Milwaukee Brewers leftfielder Ryan Braun became the first major-league player to have a positive drug test overturned when he was informed Thursday that an arbitration panel ruled in his favor on appeal and decided against a 50-game suspension for the reigning National League most valuable player. ...
Someone familiar with the decision said the appeal went Braun's way not so much on contesting the result of the test but the testing process itself, some kind of technicality. And it was arbitrator Shyam Das who decided to rule in favor on that technicality, making it a 2-1 decision by the three-man panel.
Believe it or not, this is all supposed to be confidential. So we may never know (1) what PED was allegedly used, (2) Braun's defenses, and (3) the precise reasons for the arbitration panel's decision. But we do know that the Brewers now get their best hitter for a full season. This is a huge boon given that they were already looking at a declining offense without Prince Fielder. If you figure on Braun being a six-win player, this gives the Brewers a boost of two wins - significant considering how tight the Central could be this year.But I am curious about the details with Braun's test and what went awry. Whatever the reason, it sounds like MLB made an alarming procedural mistake in conducting the test. The Journal-Sentinel reports that "there were only a few ways to overturn a positive test, such as proving a chain-of-custody issue, a flaw in the collection process or providing proof that the player's team signed off on the substance." In other words, factors that are completely in the league's control. Nevertheless, the league is steaming. MLB executive vice president Rob Manfred (the lone dissenting vote on the panel) stated that "Major League Baseball vehemently disagrees with the decision rendered today by arbitrator Shyam Das." (Das is the neutral arbitrator of the panel, and a very experienced arbitrator).

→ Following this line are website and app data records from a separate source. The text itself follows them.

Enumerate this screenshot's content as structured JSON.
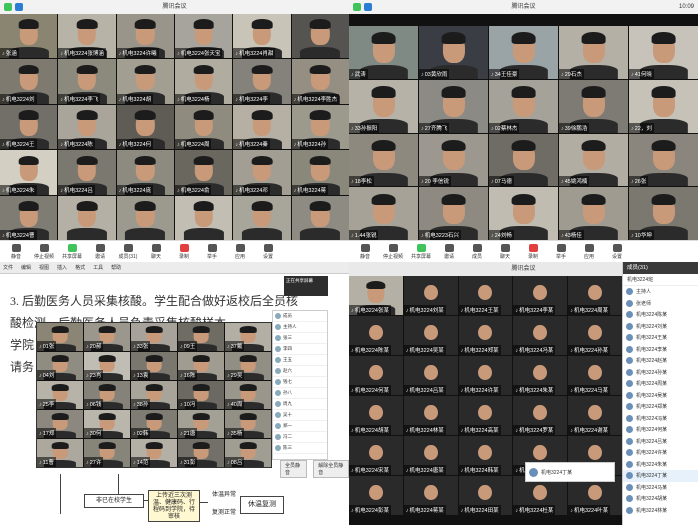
{
  "q1": {
    "title": "腾讯会议",
    "tiles": [
      {
        "label": "张涵",
        "c": "#8a8570"
      },
      {
        "label": "机电3224张博涵",
        "c": "#b7b3a6"
      },
      {
        "label": "机电3224许曦",
        "c": "#9a958a"
      },
      {
        "label": "机电3224张天宝",
        "c": "#a6a49c"
      },
      {
        "label": "机电3224肖甜",
        "c": "#c9c4b8"
      },
      {
        "label": "",
        "c": "#565451"
      },
      {
        "label": "机电3224刘",
        "c": "#7e7a6f"
      },
      {
        "label": "机电3224李飞",
        "c": "#8c8a7d"
      },
      {
        "label": "机电3224胡",
        "c": "#a39e92"
      },
      {
        "label": "机电3224杨",
        "c": "#b0ac9f"
      },
      {
        "label": "机电3224李",
        "c": "#85827b"
      },
      {
        "label": "机电3224李胜杰",
        "c": "#948f82"
      },
      {
        "label": "机电3224王",
        "c": "#716f68"
      },
      {
        "label": "机电3224陈",
        "c": "#a9a59a"
      },
      {
        "label": "机电3224何",
        "c": "#5f5c55"
      },
      {
        "label": "机电3224周",
        "c": "#8f8b7e"
      },
      {
        "label": "机电3224秦",
        "c": "#b5b0a3"
      },
      {
        "label": "机电3224孙",
        "c": "#9c998d"
      },
      {
        "label": "机电3224朱",
        "c": "#d3cfc3"
      },
      {
        "label": "机电3224吕",
        "c": "#7b786f"
      },
      {
        "label": "机电3224庞",
        "c": "#8d8a80"
      },
      {
        "label": "机电3224俞",
        "c": "#6a675f"
      },
      {
        "label": "机电3224邓",
        "c": "#a29e93"
      },
      {
        "label": "机电3224蒋",
        "c": "#8a877b"
      },
      {
        "label": "机电3224曹",
        "c": "#7f7c74"
      },
      {
        "label": "",
        "c": "#b4b0a5"
      },
      {
        "label": "",
        "c": "#9c998f"
      },
      {
        "label": "",
        "c": "#c2beb3"
      },
      {
        "label": "",
        "c": "#a8a59a"
      },
      {
        "label": "",
        "c": "#8e8b82"
      }
    ],
    "toolbar": [
      "静音",
      "停止视频",
      "共享屏幕",
      "邀请",
      "成员(31)",
      "聊天",
      "录制",
      "举手",
      "应用",
      "设置"
    ]
  },
  "q2": {
    "title": "腾讯会议",
    "clock": "10:09",
    "tiles": [
      {
        "label": "武涛",
        "c": "#7f8a84"
      },
      {
        "label": "03黄欣雨",
        "c": "#3a3d44"
      },
      {
        "label": "34王佳豪",
        "c": "#9aa3a6"
      },
      {
        "label": "29石杰",
        "c": "#b4b0a5"
      },
      {
        "label": "41何晓",
        "c": "#c7c3ba"
      },
      {
        "label": "33孙振阳",
        "c": "#b6b2a8"
      },
      {
        "label": "27齐腾飞",
        "c": "#8b8a84"
      },
      {
        "label": "02蔡林杰",
        "c": "#a5a29a"
      },
      {
        "label": "39徐鹏浩",
        "c": "#7e7b74"
      },
      {
        "label": "22，刘",
        "c": "#c6c2b8"
      },
      {
        "label": "18李松",
        "c": "#8d897f"
      },
      {
        "label": "20 李信锐",
        "c": "#9c9890"
      },
      {
        "label": "07马德",
        "c": "#6f6c65"
      },
      {
        "label": "45姚鸿楠",
        "c": "#b1ada3"
      },
      {
        "label": "26张",
        "c": "#8a867d"
      },
      {
        "label": "1.44张锐",
        "c": "#a6a297"
      },
      {
        "label": "机电3223石兴",
        "c": "#8e8a81"
      },
      {
        "label": "24刘畅",
        "c": "#c0bcb2"
      },
      {
        "label": "43杨佳",
        "c": "#9f9b91"
      },
      {
        "label": "10华坤",
        "c": "#7b7870"
      }
    ],
    "toolbar": [
      "静音",
      "停止视频",
      "共享屏幕",
      "邀请",
      "成员",
      "聊天",
      "录制",
      "举手",
      "应用",
      "设置"
    ]
  },
  "q3": {
    "doc_toolbar": [
      "文件",
      "编辑",
      "视图",
      "插入",
      "格式",
      "工具",
      "帮助"
    ],
    "lines": [
      "3. 后勤医务人员采集核酸。学生配合做好返校后全员核",
      "酸检测，后勤医务人员负责采集核酸样本",
      "学院",
      "请务"
    ],
    "flow": {
      "box1": "非已在校学生",
      "box2": "上传近三次测温、健康码、行程码到学院，待审核",
      "box3": "体温异常",
      "box4": "复测正常",
      "box5": "休温复测"
    },
    "embed_tiles": [
      {
        "label": "01张",
        "c": "#8a8574"
      },
      {
        "label": "20郝",
        "c": "#9b978c"
      },
      {
        "label": "33张",
        "c": "#a7a39a"
      },
      {
        "label": "09王",
        "c": "#6f6c64"
      },
      {
        "label": "37戴",
        "c": "#b3afa5"
      },
      {
        "label": "04刘",
        "c": "#8f8c82"
      },
      {
        "label": "23肖",
        "c": "#c0bdb4"
      },
      {
        "label": "13袁",
        "c": "#7a776f"
      },
      {
        "label": "16陈",
        "c": "#a09c92"
      },
      {
        "label": "29吴",
        "c": "#918e84"
      },
      {
        "label": "25李",
        "c": "#b7b3a9"
      },
      {
        "label": "06钱",
        "c": "#858279"
      },
      {
        "label": "38孙",
        "c": "#a8a49a"
      },
      {
        "label": "10冯",
        "c": "#6c6962"
      },
      {
        "label": "40周",
        "c": "#9a968c"
      },
      {
        "label": "17郑",
        "c": "#8c887f"
      },
      {
        "label": "30何",
        "c": "#bab6ac"
      },
      {
        "label": "02韩",
        "c": "#7f7c73"
      },
      {
        "label": "21唐",
        "c": "#a3a095"
      },
      {
        "label": "35杨",
        "c": "#928f85"
      },
      {
        "label": "11曹",
        "c": "#aca89e"
      },
      {
        "label": "27许",
        "c": "#878479"
      },
      {
        "label": "14范",
        "c": "#b4b0a6"
      },
      {
        "label": "31彭",
        "c": "#73706a"
      },
      {
        "label": "08吕",
        "c": "#a09d93"
      }
    ],
    "list": [
      "成员",
      "主持人",
      "张三",
      "李四",
      "王五",
      "赵六",
      "钱七",
      "孙八",
      "周九",
      "吴十",
      "郑一",
      "冯二",
      "陈三"
    ],
    "popup": "正在共享屏幕",
    "buttons": [
      "全员静音",
      "解除全员静音"
    ]
  },
  "q4": {
    "title": "腾讯会议",
    "tiles": [
      {
        "label": "机电3224张某",
        "c": "#b4b0a6"
      },
      {
        "label": "机电3224刘某",
        "c": "#2a2a2a",
        "avatar": true
      },
      {
        "label": "机电3224王某",
        "c": "#2a2a2a",
        "avatar": true
      },
      {
        "label": "机电3224李某",
        "c": "#2a2a2a",
        "avatar": true
      },
      {
        "label": "机电3224周某",
        "c": "#2a2a2a",
        "avatar": true
      },
      {
        "label": "机电3224陈某",
        "c": "#2a2a2a",
        "avatar": true
      },
      {
        "label": "机电3224吴某",
        "c": "#2a2a2a",
        "avatar": true
      },
      {
        "label": "机电3224郑某",
        "c": "#2a2a2a",
        "avatar": true
      },
      {
        "label": "机电3224冯某",
        "c": "#2a2a2a",
        "avatar": true
      },
      {
        "label": "机电3224孙某",
        "c": "#2a2a2a",
        "avatar": true
      },
      {
        "label": "机电3224何某",
        "c": "#2a2a2a",
        "avatar": true
      },
      {
        "label": "机电3224吕某",
        "c": "#2a2a2a",
        "avatar": true
      },
      {
        "label": "机电3224许某",
        "c": "#2a2a2a",
        "avatar": true
      },
      {
        "label": "机电3224朱某",
        "c": "#2a2a2a",
        "avatar": true
      },
      {
        "label": "机电3224马某",
        "c": "#2a2a2a",
        "avatar": true
      },
      {
        "label": "机电3224胡某",
        "c": "#2a2a2a",
        "avatar": true
      },
      {
        "label": "机电3224林某",
        "c": "#2a2a2a",
        "avatar": true
      },
      {
        "label": "机电3224高某",
        "c": "#2a2a2a",
        "avatar": true
      },
      {
        "label": "机电3224罗某",
        "c": "#2a2a2a",
        "avatar": true
      },
      {
        "label": "机电3224谢某",
        "c": "#2a2a2a",
        "avatar": true
      },
      {
        "label": "机电3224宋某",
        "c": "#2a2a2a",
        "avatar": true
      },
      {
        "label": "机电3224唐某",
        "c": "#2a2a2a",
        "avatar": true
      },
      {
        "label": "机电3224韩某",
        "c": "#2a2a2a",
        "avatar": true
      },
      {
        "label": "机电3224曹某",
        "c": "#2a2a2a",
        "avatar": true
      },
      {
        "label": "机电3224邓某",
        "c": "#2a2a2a",
        "avatar": true
      },
      {
        "label": "机电3224彭某",
        "c": "#2a2a2a",
        "avatar": true
      },
      {
        "label": "机电3224蒋某",
        "c": "#2a2a2a",
        "avatar": true
      },
      {
        "label": "机电3224田某",
        "c": "#2a2a2a",
        "avatar": true
      },
      {
        "label": "机电3224杜某",
        "c": "#2a2a2a",
        "avatar": true
      },
      {
        "label": "机电3224叶某",
        "c": "#2a2a2a",
        "avatar": true
      }
    ],
    "panel": {
      "head": "成员(31)",
      "sub": "机电3224班",
      "rows": [
        "主持人",
        "张老师",
        "机电3224陈某",
        "机电3224刘某",
        "机电3224王某",
        "机电3224李某",
        "机电3224赵某",
        "机电3224孙某",
        "机电3224周某",
        "机电3224吴某",
        "机电3224郑某",
        "机电3224冯某",
        "机电3224何某",
        "机电3224吕某",
        "机电3224许某",
        "机电3224朱某",
        "机电3224丁某",
        "机电3224马某",
        "机电3224胡某",
        "机电3224林某"
      ],
      "selected": 16
    },
    "chat": "机电3224丁某"
  },
  "colors": {
    "green": "#3fc45b",
    "red": "#e04040",
    "accent": "#2b7cd3"
  }
}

Meanwhile, other PED issues continue to create tension between labor and management. Players are complaining that the blood tests for HGH usage draw so much blood that it leaves the from players light-headed. It's easy to say that the players should suck it up, and that the sport's interest in guaranteeing to its fans that everyone's on a level playing field is more important. But in the light of fallacies surrounding Braun's PED test, I wonder if players will push back even more against the testing programs.